Copy each line of the entries below that contains the string "source".
(Data to examine begins)
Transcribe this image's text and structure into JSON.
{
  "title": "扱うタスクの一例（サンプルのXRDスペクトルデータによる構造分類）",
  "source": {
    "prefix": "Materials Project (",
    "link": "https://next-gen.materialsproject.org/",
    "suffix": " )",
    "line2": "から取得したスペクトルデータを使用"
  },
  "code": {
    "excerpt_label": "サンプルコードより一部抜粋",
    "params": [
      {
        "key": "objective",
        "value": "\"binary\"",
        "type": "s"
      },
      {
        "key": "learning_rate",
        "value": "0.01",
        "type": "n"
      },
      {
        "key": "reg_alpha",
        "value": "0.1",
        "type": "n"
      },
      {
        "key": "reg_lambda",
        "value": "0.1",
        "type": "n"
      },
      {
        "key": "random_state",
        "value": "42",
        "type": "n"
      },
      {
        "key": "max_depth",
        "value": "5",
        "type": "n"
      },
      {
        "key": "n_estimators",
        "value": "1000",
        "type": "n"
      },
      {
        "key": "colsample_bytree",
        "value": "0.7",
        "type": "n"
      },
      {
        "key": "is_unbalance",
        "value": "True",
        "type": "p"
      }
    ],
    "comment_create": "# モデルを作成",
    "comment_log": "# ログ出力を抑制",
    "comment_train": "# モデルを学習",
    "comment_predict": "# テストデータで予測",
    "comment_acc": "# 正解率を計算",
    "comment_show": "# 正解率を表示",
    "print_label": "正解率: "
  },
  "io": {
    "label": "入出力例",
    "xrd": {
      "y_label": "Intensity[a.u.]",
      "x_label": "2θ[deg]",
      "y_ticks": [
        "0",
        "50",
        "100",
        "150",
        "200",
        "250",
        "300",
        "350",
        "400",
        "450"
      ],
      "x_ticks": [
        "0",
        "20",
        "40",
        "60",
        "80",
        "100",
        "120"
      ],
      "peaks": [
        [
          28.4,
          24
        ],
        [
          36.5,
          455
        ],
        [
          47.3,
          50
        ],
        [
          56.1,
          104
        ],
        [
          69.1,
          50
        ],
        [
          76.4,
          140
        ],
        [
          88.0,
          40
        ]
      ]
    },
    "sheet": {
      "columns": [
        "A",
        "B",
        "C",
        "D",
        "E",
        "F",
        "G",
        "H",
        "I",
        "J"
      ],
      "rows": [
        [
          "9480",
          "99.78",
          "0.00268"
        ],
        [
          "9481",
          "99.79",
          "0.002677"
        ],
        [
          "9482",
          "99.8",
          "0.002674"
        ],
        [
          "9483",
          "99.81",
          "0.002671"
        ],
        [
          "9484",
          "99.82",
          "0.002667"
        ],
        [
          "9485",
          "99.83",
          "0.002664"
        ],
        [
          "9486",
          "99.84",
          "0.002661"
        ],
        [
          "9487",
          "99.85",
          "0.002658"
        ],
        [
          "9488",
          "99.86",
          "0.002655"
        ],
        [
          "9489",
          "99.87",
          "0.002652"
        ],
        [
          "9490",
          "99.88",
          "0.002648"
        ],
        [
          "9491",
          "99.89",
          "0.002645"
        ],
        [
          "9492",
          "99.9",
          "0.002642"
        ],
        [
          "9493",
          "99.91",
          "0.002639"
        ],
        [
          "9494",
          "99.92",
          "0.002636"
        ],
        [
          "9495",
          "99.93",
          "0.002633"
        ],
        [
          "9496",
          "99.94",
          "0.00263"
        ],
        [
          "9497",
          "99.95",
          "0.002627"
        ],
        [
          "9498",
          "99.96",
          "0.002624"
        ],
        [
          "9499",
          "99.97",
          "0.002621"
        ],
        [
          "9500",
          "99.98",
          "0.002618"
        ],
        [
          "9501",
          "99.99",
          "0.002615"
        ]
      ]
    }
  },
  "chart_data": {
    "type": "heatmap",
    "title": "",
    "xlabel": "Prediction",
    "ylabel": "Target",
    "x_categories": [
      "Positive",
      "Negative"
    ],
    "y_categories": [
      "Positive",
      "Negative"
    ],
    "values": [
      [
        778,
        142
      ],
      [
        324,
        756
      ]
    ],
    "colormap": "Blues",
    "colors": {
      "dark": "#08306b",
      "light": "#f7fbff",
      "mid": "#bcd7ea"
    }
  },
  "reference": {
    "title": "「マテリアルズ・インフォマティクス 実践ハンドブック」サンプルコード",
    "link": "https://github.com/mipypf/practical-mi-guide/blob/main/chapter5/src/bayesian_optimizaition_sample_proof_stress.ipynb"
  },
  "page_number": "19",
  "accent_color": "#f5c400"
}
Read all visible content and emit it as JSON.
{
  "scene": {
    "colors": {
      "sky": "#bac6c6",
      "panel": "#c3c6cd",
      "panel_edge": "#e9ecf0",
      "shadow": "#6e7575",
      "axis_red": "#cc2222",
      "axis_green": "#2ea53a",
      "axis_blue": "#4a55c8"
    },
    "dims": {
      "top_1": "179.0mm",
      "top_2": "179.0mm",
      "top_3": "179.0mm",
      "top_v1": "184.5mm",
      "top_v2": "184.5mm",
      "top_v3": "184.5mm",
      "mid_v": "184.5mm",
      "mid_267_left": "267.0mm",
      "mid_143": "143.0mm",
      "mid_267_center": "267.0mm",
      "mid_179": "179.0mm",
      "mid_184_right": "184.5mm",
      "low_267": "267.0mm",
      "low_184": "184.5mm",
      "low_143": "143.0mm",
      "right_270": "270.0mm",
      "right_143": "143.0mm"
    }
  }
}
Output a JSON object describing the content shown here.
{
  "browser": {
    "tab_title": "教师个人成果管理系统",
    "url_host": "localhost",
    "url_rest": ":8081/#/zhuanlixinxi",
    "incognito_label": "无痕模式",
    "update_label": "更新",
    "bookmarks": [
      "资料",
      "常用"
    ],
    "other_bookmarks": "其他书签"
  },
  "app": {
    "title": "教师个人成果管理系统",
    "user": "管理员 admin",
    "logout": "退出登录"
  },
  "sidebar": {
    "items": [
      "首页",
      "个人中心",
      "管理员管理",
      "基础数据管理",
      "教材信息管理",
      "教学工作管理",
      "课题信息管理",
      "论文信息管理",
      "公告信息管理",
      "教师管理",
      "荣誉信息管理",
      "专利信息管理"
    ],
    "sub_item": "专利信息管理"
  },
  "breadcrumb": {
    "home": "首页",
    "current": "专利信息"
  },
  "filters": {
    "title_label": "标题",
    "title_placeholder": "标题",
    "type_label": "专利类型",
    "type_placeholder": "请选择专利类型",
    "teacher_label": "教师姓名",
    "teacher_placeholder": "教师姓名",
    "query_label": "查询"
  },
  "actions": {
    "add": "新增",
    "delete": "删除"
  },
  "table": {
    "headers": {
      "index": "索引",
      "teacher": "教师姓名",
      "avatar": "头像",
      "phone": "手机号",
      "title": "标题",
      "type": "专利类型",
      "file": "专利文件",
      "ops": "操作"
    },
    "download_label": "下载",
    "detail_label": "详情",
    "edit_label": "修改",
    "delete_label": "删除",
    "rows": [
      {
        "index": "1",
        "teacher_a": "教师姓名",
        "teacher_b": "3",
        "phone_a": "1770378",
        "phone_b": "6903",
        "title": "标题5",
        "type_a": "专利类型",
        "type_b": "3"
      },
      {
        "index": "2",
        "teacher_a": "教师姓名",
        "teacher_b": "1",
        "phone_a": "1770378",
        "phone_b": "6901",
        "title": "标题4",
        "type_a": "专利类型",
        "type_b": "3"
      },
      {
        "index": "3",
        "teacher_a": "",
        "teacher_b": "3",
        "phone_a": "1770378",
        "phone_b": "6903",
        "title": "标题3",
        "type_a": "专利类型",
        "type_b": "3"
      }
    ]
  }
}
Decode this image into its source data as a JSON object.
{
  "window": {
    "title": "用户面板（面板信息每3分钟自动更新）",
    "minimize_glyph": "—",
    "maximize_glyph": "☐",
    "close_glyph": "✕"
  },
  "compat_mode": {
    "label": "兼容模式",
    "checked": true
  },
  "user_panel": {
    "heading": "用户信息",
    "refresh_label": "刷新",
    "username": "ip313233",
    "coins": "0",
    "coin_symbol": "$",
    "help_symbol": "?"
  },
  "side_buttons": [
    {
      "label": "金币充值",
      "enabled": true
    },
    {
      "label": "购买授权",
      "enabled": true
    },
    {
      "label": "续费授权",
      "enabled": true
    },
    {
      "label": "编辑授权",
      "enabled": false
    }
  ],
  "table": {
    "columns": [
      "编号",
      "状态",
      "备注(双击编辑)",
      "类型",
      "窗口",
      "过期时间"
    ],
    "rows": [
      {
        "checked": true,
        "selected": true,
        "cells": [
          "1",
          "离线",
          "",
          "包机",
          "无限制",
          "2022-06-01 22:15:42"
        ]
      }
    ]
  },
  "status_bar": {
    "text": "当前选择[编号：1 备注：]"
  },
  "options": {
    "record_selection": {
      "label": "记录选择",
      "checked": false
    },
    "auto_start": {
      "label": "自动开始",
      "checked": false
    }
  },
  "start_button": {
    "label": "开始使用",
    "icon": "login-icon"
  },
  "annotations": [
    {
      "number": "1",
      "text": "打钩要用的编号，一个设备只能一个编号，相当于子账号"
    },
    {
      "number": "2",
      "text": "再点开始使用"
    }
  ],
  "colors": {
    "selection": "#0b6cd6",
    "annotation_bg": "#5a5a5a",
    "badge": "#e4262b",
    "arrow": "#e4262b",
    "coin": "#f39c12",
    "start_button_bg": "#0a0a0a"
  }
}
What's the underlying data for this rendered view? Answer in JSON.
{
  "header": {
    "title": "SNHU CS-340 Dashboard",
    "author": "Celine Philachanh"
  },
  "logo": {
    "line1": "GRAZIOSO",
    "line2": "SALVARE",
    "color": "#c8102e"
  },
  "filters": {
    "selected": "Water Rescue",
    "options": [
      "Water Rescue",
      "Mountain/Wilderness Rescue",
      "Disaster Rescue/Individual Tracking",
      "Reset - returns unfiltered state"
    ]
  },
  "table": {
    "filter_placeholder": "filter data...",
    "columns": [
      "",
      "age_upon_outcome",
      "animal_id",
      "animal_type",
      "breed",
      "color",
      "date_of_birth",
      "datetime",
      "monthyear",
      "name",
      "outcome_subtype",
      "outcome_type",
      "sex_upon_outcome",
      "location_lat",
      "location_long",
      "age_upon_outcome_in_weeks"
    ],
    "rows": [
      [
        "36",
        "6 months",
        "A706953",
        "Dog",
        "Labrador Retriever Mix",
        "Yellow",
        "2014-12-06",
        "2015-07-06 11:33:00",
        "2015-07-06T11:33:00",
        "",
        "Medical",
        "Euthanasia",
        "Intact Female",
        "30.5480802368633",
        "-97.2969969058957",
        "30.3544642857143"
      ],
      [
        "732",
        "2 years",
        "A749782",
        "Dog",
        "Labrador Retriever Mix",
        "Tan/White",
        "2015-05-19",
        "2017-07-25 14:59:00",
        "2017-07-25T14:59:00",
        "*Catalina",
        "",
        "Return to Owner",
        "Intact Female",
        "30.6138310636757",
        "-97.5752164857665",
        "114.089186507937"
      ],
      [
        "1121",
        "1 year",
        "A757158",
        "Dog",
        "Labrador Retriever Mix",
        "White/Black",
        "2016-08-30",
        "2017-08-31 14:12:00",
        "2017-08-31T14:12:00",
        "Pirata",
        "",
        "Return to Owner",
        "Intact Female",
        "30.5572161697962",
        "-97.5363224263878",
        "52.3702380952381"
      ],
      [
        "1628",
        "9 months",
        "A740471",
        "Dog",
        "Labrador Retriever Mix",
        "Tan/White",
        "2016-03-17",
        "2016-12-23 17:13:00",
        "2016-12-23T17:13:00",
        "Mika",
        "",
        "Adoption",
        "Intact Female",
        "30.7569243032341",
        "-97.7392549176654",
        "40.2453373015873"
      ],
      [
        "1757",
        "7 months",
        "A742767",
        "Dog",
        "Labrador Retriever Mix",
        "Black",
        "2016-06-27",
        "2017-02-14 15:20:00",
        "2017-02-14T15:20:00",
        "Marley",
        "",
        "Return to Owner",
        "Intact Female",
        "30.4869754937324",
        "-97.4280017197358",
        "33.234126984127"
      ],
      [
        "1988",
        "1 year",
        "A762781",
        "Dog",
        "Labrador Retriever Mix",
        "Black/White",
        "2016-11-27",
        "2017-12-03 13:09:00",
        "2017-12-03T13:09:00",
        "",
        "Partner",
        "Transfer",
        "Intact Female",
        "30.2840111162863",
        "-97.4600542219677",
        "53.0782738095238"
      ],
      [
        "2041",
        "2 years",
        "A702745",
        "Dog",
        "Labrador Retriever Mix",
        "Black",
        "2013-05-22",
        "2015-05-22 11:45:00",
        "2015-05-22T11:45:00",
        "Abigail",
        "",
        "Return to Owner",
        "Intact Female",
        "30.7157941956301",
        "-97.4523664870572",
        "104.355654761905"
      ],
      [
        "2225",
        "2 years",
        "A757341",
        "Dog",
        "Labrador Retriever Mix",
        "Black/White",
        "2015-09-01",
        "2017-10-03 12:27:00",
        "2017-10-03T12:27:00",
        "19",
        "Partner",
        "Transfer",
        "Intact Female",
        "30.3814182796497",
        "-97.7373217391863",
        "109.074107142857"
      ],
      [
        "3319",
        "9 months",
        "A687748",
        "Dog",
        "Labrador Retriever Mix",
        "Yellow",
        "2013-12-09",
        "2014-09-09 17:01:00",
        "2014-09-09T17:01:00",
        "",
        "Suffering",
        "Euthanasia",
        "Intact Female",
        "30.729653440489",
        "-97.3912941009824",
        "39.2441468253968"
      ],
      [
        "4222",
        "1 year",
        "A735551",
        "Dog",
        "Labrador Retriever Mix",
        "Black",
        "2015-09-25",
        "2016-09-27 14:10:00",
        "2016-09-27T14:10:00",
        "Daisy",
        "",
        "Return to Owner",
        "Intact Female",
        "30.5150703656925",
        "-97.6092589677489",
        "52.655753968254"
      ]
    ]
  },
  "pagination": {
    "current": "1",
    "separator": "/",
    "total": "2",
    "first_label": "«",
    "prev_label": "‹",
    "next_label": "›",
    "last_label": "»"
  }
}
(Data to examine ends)
**Response**.
  "source": {
Decode this image into its source data as a JSON object.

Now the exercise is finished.